A dipper sometimes forages under ice.
I believe I know when and why it does so.
The odd thing about this, is that I have often watched a dipper stand on the border ice along a creek, dive into the open waters in the middle, retrieve something, and bring it back to the ice to eat. But, I had never seen one dive into the water and then turn to forage under the ice it had been standing upon. Why would a dipper do this?
The insight for me started last November when Liv Grant wrote me about dippers in connection with a nature film, “it is quite surprising to see a bird which is not a penguin swimming under ice!” I responded that I had never seen a dipper do this. Then four days ago, I posted about a Common Goldeneye foraging under ice and mentioned the problem with dippers. Two observers, Derek Kite and Bob Stubbs, then wrote me separately to say they had seen a dipper forage under ice. Superb. But, what occasioned the difference between the dipper’s behaviour during their observations and my own earlier ones?
We have now had a succession of days with temperatures of between -15 °C and -10 °C. Local creeks are icy, so yesterday, I went dipper watching. This time, the dipper was seen repeatedly foraging under border ice and I realized when and why they do so.
First, there is a discussion of the dipper’s behaviour, and then an explanation of it.
A dipper stands on border ice and is about to swallow an aquatic arthropod that it had retrieved from the bottom of the creek.
The dipper stands on the edge of the border ice about to dive.
It would then dive in, but promptly turn and swim under the border ice it had been on.
Finding something under the ice, the dipper brings it to the surface and eats it. It looks rather like a caddisfly larva.
The dipper did this over and over (for as long as I was willing to watch it). Here it can be seen swimming under some really thin ice. Once I saw it travel at least two metres under the ice. It almost always found something worth retrieving and eating.
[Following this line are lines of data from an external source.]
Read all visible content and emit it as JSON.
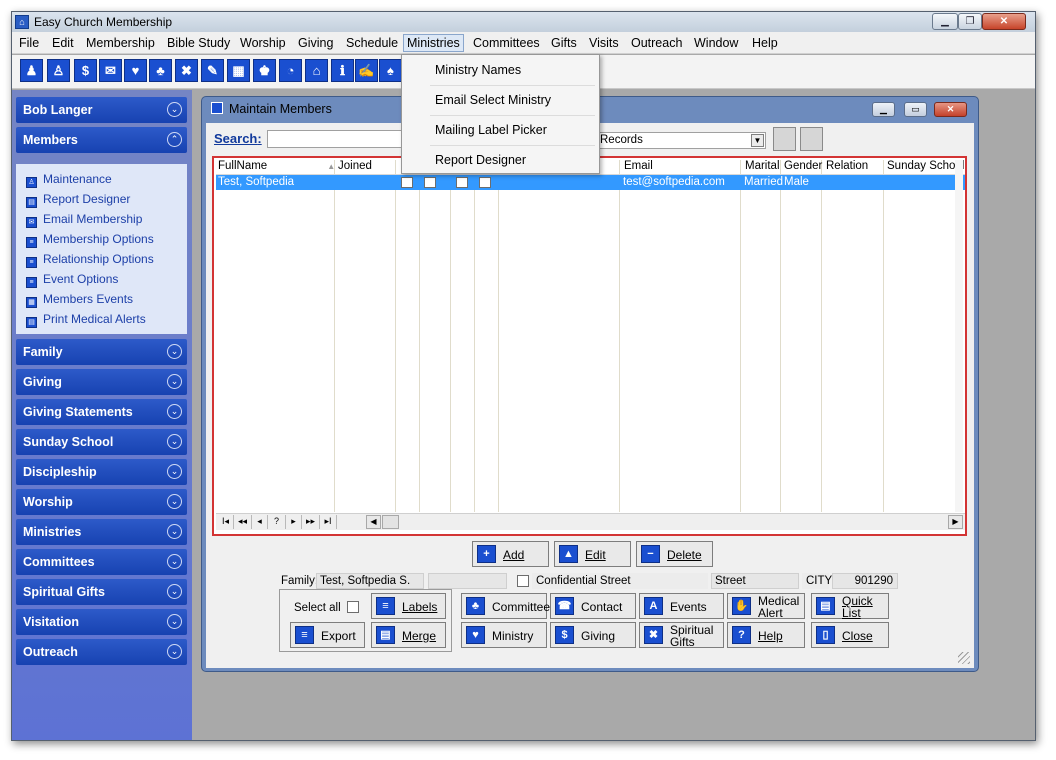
{
  "app": {
    "title": "Easy Church Membership"
  },
  "menubar": [
    "File",
    "Edit",
    "Membership",
    "Bible Study",
    "Worship",
    "Giving",
    "Schedule",
    "Ministries",
    "Committees",
    "Gifts",
    "Visits",
    "Outreach",
    "Window",
    "Help"
  ],
  "toolbar": {
    "icons": [
      "family-icon",
      "member-icon",
      "dollar-icon",
      "mail-icon",
      "heart-icon",
      "group-icon",
      "tools-icon",
      "pen-icon",
      "grid-icon",
      "people-icon",
      "calendar-clock-icon",
      "house-icon",
      "info-icon",
      "letter-icon",
      "tree-icon"
    ],
    "glyphs": [
      "♟",
      "♙",
      "$",
      "✉",
      "♥",
      "♣",
      "✖",
      "✎",
      "▦",
      "♚",
      "◔",
      "⌂",
      "ℹ",
      "✍",
      "♠"
    ]
  },
  "ministries_menu": [
    "Ministry Names",
    "Email Select Ministry",
    "Mailing Label Picker",
    "Report Designer"
  ],
  "sidebar": {
    "user": "Bob Langer",
    "members_header": "Members",
    "members_items": [
      "Maintenance",
      "Report Designer",
      "Email Membership",
      "Membership Options",
      "Relationship Options",
      "Event Options",
      "Members Events",
      "Print Medical Alerts"
    ],
    "sections": [
      "Family",
      "Giving",
      "Giving Statements",
      "Sunday School",
      "Discipleship",
      "Worship",
      "Ministries",
      "Committees",
      "Spiritual Gifts",
      "Visitation",
      "Outreach"
    ]
  },
  "maintain": {
    "title": "Maintain Members",
    "search_label": "Search",
    "search_colon": ":",
    "records_value": "Records",
    "columns": [
      "FullName",
      "Joined",
      "Email",
      "Marital",
      "Gender",
      "Relation",
      "Sunday School"
    ],
    "row": {
      "fullname": "Test, Softpedia",
      "email": "test@softpedia.com",
      "marital": "Married",
      "gender": "Male"
    },
    "nav_buttons": [
      "I◂",
      "◂◂",
      "◂",
      "?",
      "▸",
      "▸▸",
      "▸I"
    ],
    "add": "Add",
    "edit": "Edit",
    "delete": "Delete",
    "family_label": "Family:",
    "family_value": "Test, Softpedia S.",
    "confidential_street": "Confidential Street",
    "street": "Street",
    "city": "CITY",
    "zip": "901290",
    "select_all": "Select all",
    "buttons": {
      "labels": "Labels",
      "export": "Export",
      "merge": "Merge",
      "committee": "Committee",
      "contact": "Contact",
      "events": "Events",
      "medical_alert": "Medical Alert",
      "quick_list": "Quick List",
      "ministry": "Ministry",
      "giving": "Giving",
      "spiritual_gifts": "Spiritual Gifts",
      "help": "Help",
      "close": "Close"
    }
  },
  "colors": {
    "sidebar_header": "#1f4bbd",
    "selection": "#3399ff",
    "grid_border": "#d33434"
  }
}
The dipper doesn’t usually forage under ice. The clue to when it does so is that there has been a succession of days with temperatures below about -10 °C, which festoons the creek with ice. Yet, this doesn’t answer the question of why it forages under ice only sometimes when there is ice. The answer to why lies with the two forms of ice found along a turbulent mountain stream. Border ice, which lies atop the water, forms along the gently flowing creek sides. Anchor ice, which lies on the base of the creek, forms in the turbulent central channel. (See a discussion of how these form.) The dipper acquires most of its eatables along the base of the creek, and the central portion of this is now covered by anchor ice. However, under the border ice, the creek’s base is clear so the hunting is good. The dipper now forages where it can find food, that is, under the border ice. In this earlier picture, the border ice is on the lower left and upper right, while the anchor ice is the yellowish material in the centre.
Thanks, Alistair, for giving us more to notice when we’re out and about along a stream or the Kaslo River!
Thanks Alistair, I don’t respond often from my location out in Victoria area, but I really appreciate the things that I learn about observing and understanding the things we so often just “see”.
So great you figured it out – the photos are absolutely amazing. I guess if I went down to the river I’d see this phenomenon too, but damn it’s cold out, (-20 as I write) – and even with all the sun in the day, it barely reaches the river valley. I got some frostbite on my cheeks down there a few years ago, and I still have a little white circle on each cheek. I’ll have to watch for the precise moment when the days warm up, but the ice hasn’t changed. Thankfully, a flock of siskins and a handful of red crossbills came together and ate gravel on the edge of the carport yesterday. They didn’t go near the feeder tho.
In a somewhat similar vein, prolonged cold weather sometimes causes Dippers to visit our pond, where they swim about in a small patch of open water maintained by an up-welling spring. Now I know why.